It has been a little over a year since I started learning how to play the trombone, and although fun, the learning curve has been steeper than anticipated. Since I played trumpet in high school, I thought mastering this low-brass instrument would involve little more than learning slide positions. Wrong! After trying to play a Sousa March, I found that I had forgotten some of the musical nomenclature.
Plus, what little embouchure I had for the trumpet did not map over to the trombone’s bigger mouthpiece. But I stuck with it, and between learning the rudiments from Rubank’s Elementary Method for Trombone, and re-learning to sight read by playing hymns, progress was steadily made.
After a couple months of practice proved to me this was not a passing fancy, an extra-tall, band-room quality music stand was purchased for the effort. That was money well spent as it simultaneously made keeping up with several music books easier and cleaned up the look of my practice room.
By the end of the year, between birthday & Christmas gifts, two other stands and several more music books were added to the effort.
Although the free tuning fork software provided by the Internet was perfect for matching slide positions with the correct audio frequencies, everyone’s metronome software didn’t click with me for various reasons.

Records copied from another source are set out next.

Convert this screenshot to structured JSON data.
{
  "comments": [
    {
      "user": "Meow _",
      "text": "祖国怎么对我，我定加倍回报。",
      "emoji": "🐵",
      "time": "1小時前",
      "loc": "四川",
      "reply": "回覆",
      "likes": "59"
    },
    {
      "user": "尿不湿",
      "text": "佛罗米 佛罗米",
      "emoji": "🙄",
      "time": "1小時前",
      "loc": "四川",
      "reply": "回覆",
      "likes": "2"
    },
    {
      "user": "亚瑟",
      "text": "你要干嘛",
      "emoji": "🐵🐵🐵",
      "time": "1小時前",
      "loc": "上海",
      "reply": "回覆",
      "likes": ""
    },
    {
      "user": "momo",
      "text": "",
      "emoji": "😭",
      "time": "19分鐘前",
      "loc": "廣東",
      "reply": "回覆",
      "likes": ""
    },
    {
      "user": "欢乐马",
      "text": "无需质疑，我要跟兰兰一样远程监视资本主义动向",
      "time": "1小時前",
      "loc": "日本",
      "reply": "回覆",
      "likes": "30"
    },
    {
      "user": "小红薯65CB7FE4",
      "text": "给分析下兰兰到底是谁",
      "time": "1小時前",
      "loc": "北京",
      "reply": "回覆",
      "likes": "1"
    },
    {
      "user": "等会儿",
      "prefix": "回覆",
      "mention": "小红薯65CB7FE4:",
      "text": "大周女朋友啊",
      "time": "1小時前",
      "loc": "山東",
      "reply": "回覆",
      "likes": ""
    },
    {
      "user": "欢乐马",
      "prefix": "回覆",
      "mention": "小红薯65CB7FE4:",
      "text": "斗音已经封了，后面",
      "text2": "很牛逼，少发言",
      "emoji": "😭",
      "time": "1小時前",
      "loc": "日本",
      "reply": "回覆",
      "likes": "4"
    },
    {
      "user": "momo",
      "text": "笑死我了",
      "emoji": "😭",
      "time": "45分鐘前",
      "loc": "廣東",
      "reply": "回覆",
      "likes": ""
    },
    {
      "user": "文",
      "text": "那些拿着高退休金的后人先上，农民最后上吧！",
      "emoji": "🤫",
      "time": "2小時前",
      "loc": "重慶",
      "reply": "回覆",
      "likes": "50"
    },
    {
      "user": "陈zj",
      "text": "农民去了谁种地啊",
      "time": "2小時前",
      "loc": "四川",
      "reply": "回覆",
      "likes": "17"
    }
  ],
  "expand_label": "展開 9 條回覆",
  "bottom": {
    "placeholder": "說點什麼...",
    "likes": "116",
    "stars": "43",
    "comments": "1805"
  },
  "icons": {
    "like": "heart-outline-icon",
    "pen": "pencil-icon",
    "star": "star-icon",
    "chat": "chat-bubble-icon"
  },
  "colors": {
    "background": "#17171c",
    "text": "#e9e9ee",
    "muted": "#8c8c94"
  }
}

I tried going without a beat reference but after a while, the timing of most of my musical selections seemed to be corresponding to some variation of the room’s cuckoo clock beat period.
Acting on the premise that a mechanical metronome might appeal to my “do it the hard way” nature, we got Amazon Prime to send me a wind-up version.
The metronome is on the left. Rebellion is an outstanding locally brewed red ale. Not a good practice beer, though, because it’s high alcohol content makes the slide move a bit too freely; better to stick with Natty Lite if I ever plan to get good at triple-tonguing fast passages of music.
I occasionally share my trombone adventure with friends, and the ones with musical backgrounds often ask if I am taking private lessons. Although “no” is the short answer, YouTube has been a wonderful resource for this effort. JohnWright1964.com in particular has many helpful videos available for anyone wanting to learn a band instrument. The musician at ClassicalTrombone.com is nothing but amazing with both his virtuosity, and ability to adapt the trombone to pop music.
After a year’s worth of near daily effort, I have finished my Rubank’s book, and have practiced 450 hymns at least one time each.
At this point, I would rank me as either a first-chair Junior High School trombonist or third-chair High School. So there is no worry about me giving up my day job.
But if I am ever able to keep up with Christopher Bill on pop, Harry Watters on jazz or Bob McChesney on anything, I would think strongly about a second career!